● **WHAT IS NEEDED**: Your answer should be a single number: the count of lines in the listing that contain "true".

● **RECORD EXTRACTS**:
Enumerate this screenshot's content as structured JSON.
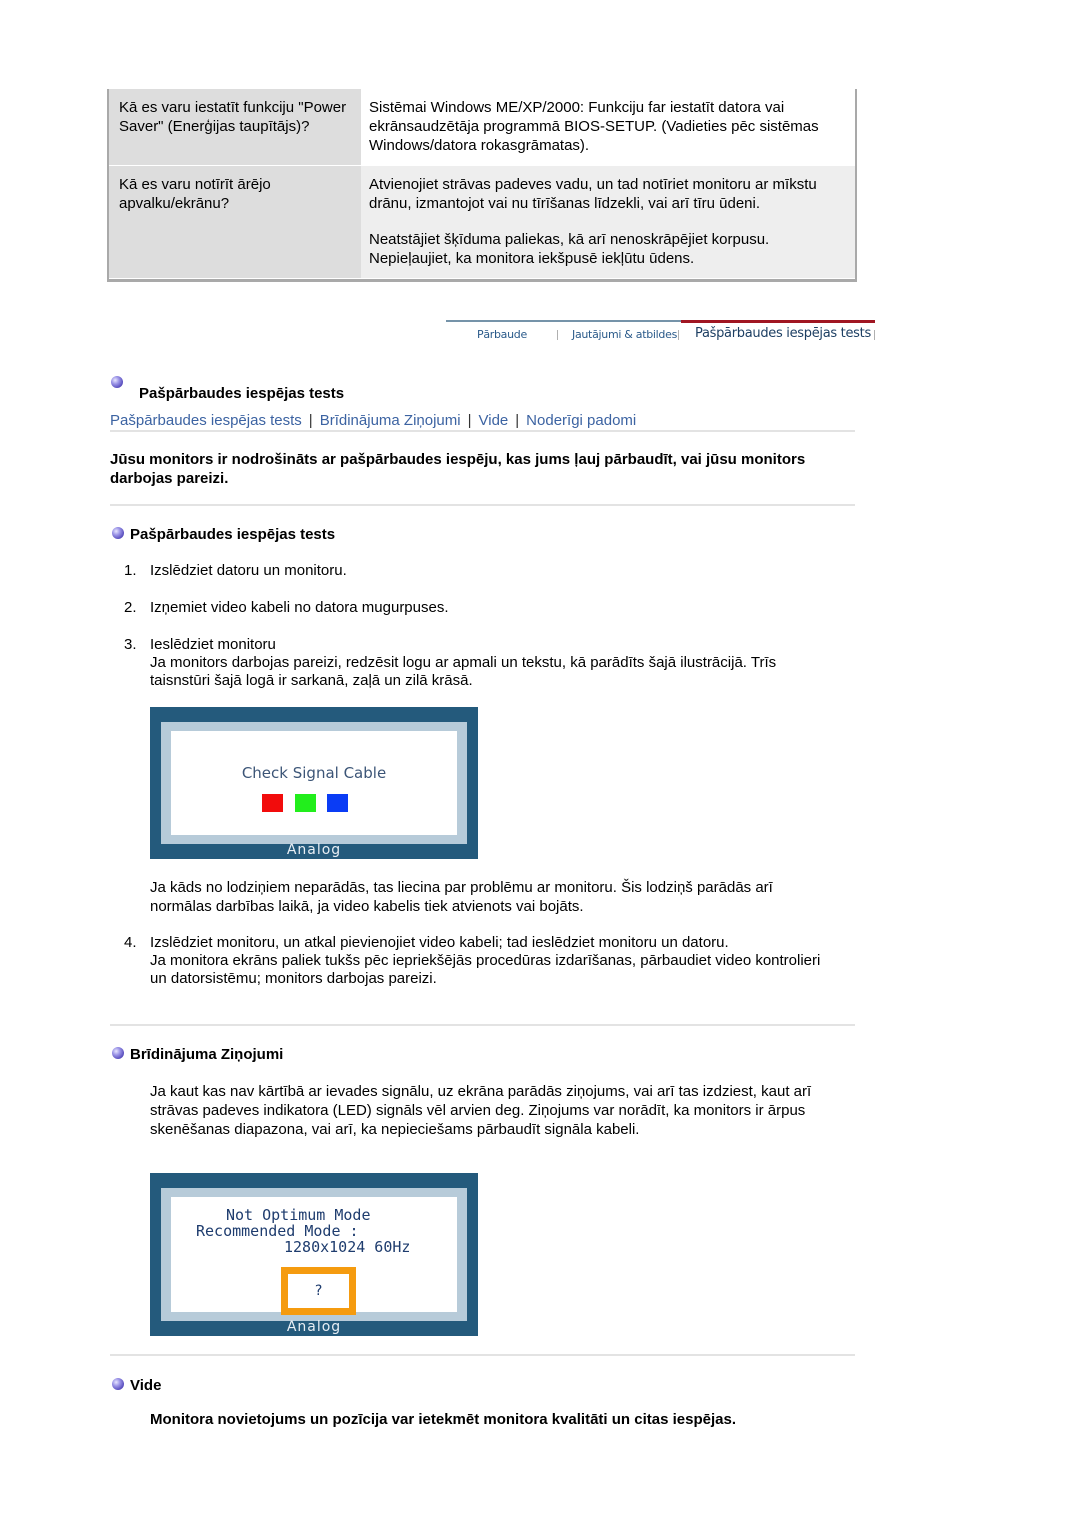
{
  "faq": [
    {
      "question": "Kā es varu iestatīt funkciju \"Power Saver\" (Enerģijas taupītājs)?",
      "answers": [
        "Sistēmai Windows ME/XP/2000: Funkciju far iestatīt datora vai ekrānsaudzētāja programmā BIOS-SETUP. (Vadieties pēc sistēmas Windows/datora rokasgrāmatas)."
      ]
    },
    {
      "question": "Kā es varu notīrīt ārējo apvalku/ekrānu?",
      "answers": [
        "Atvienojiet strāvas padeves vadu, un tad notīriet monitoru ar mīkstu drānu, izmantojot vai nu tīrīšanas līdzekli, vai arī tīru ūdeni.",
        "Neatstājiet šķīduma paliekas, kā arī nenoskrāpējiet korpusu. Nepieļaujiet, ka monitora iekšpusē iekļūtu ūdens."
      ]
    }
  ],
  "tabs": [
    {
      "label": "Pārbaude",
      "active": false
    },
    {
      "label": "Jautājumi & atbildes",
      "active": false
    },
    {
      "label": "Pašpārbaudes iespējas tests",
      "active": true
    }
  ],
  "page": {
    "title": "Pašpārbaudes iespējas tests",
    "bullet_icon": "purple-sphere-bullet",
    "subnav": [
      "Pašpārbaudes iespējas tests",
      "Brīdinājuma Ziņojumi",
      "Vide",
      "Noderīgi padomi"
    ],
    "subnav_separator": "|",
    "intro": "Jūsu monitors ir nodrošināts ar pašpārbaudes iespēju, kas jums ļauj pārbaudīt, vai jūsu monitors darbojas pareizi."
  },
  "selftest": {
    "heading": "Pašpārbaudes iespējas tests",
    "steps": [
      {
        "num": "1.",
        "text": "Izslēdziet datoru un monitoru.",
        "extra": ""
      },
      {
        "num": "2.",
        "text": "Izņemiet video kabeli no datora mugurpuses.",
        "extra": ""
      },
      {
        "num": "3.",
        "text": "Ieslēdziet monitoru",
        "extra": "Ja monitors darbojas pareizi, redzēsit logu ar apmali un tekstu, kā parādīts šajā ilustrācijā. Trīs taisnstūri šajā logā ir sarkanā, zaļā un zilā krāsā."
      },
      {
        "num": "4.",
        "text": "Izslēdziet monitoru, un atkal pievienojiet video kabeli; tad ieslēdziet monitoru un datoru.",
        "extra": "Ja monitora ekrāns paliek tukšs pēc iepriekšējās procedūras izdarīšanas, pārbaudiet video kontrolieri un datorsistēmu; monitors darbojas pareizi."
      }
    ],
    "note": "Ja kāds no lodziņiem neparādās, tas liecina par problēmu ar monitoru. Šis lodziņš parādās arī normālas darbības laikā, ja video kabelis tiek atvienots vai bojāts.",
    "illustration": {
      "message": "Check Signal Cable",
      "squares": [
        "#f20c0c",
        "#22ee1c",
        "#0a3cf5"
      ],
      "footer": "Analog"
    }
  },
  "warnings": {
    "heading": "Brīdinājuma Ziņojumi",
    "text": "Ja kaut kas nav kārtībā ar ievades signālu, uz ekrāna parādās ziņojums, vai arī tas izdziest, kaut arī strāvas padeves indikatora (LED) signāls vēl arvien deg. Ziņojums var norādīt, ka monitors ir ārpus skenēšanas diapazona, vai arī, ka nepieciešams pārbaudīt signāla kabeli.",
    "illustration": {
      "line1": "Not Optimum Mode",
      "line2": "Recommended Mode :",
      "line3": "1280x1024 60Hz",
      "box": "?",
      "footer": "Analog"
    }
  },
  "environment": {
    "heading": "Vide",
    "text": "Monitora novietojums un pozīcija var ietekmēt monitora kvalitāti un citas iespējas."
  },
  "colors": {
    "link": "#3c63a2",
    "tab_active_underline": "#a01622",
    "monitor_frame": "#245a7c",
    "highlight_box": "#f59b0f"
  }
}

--

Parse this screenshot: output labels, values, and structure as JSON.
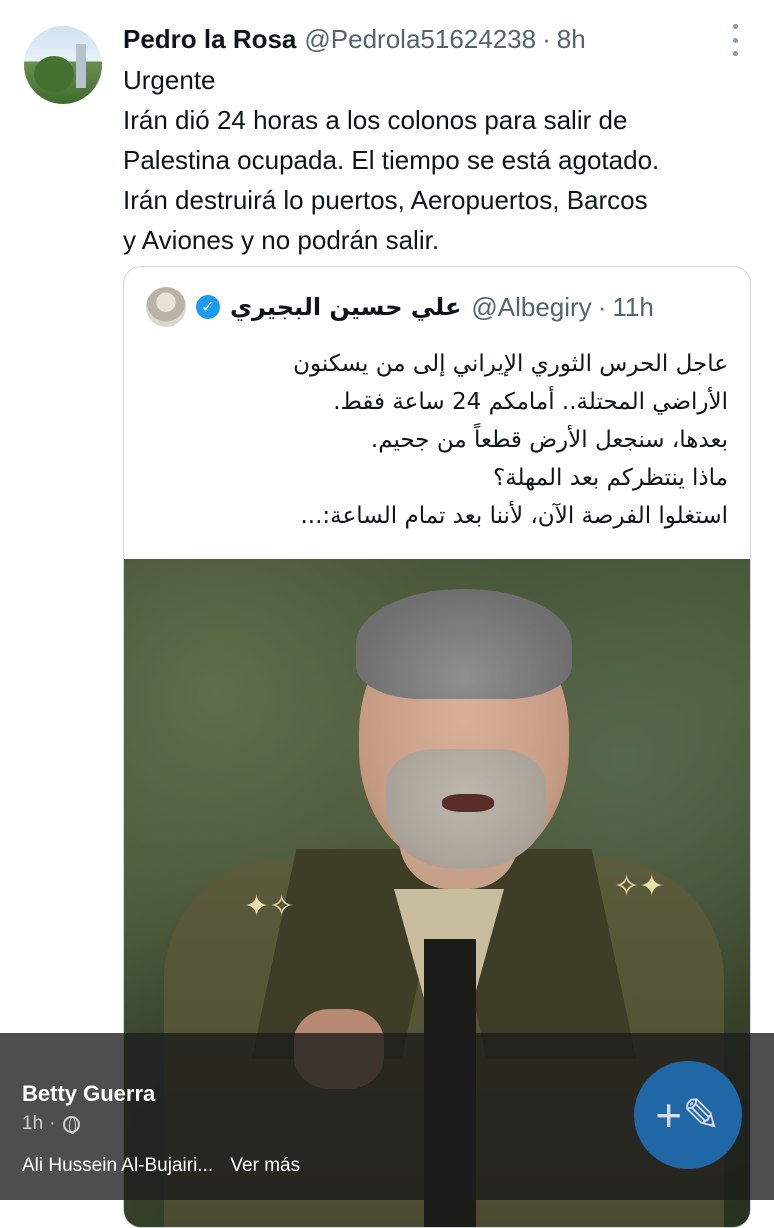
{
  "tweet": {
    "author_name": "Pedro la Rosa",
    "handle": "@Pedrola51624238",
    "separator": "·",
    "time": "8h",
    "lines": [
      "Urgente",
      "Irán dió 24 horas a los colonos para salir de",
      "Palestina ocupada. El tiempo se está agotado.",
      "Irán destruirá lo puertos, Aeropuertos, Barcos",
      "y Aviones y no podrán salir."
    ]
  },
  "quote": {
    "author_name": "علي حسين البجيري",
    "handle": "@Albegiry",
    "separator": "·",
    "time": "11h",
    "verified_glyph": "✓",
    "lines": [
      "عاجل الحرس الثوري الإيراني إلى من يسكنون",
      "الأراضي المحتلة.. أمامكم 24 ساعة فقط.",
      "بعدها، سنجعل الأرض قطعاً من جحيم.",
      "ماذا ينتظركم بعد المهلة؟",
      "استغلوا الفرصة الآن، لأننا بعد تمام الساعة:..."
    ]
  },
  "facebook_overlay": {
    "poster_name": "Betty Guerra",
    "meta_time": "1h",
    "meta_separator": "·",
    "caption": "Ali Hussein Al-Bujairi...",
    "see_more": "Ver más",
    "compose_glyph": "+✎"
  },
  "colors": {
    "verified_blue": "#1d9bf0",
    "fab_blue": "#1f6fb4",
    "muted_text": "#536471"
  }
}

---

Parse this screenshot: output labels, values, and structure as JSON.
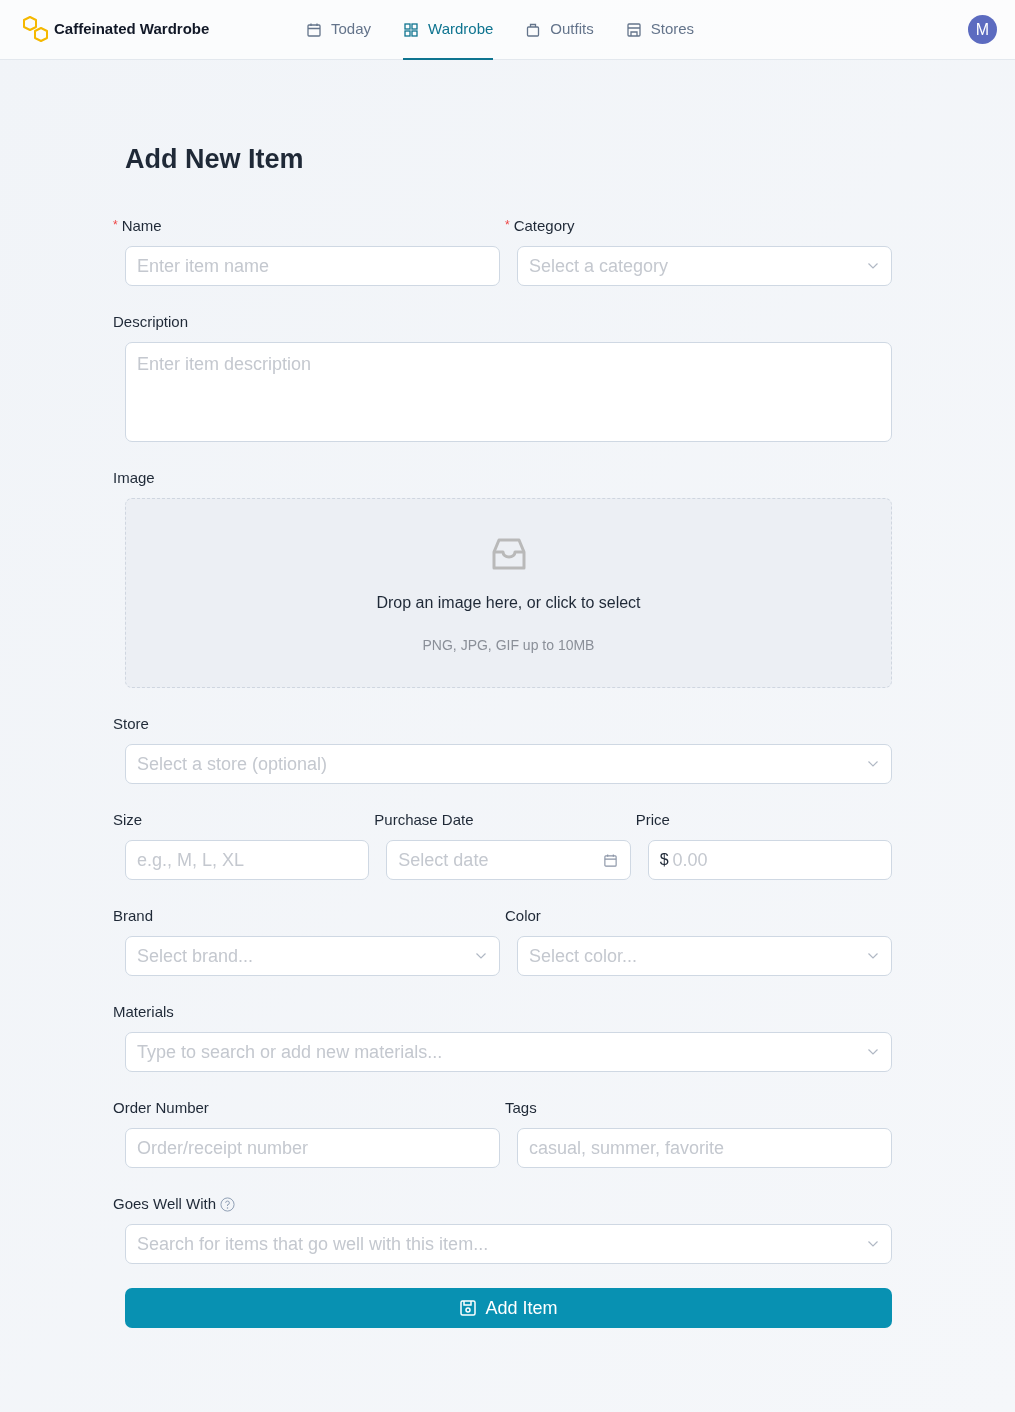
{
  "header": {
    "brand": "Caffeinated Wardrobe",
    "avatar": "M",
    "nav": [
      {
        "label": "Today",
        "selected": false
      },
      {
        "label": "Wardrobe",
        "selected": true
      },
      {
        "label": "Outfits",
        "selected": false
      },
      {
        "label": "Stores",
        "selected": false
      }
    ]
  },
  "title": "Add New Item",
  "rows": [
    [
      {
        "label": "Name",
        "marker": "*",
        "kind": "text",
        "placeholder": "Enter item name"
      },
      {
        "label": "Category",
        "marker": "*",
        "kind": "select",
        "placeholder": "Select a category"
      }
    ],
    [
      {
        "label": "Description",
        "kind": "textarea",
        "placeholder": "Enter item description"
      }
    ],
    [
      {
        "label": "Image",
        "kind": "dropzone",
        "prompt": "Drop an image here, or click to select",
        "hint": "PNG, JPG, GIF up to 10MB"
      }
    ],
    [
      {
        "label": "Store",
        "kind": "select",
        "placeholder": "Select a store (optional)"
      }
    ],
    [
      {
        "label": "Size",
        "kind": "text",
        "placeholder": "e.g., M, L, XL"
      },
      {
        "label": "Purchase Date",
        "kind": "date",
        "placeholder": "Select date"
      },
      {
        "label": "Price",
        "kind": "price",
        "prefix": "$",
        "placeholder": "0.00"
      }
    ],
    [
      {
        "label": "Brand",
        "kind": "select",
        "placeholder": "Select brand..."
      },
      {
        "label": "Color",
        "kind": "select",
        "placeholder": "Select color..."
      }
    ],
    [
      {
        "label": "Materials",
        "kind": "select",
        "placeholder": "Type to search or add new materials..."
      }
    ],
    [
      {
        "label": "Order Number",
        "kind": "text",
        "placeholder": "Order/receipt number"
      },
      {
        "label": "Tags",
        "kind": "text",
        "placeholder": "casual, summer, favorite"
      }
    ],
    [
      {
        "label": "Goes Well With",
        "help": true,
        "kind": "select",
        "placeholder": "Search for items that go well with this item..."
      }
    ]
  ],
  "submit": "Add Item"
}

● **TASK RESPONSE**: 3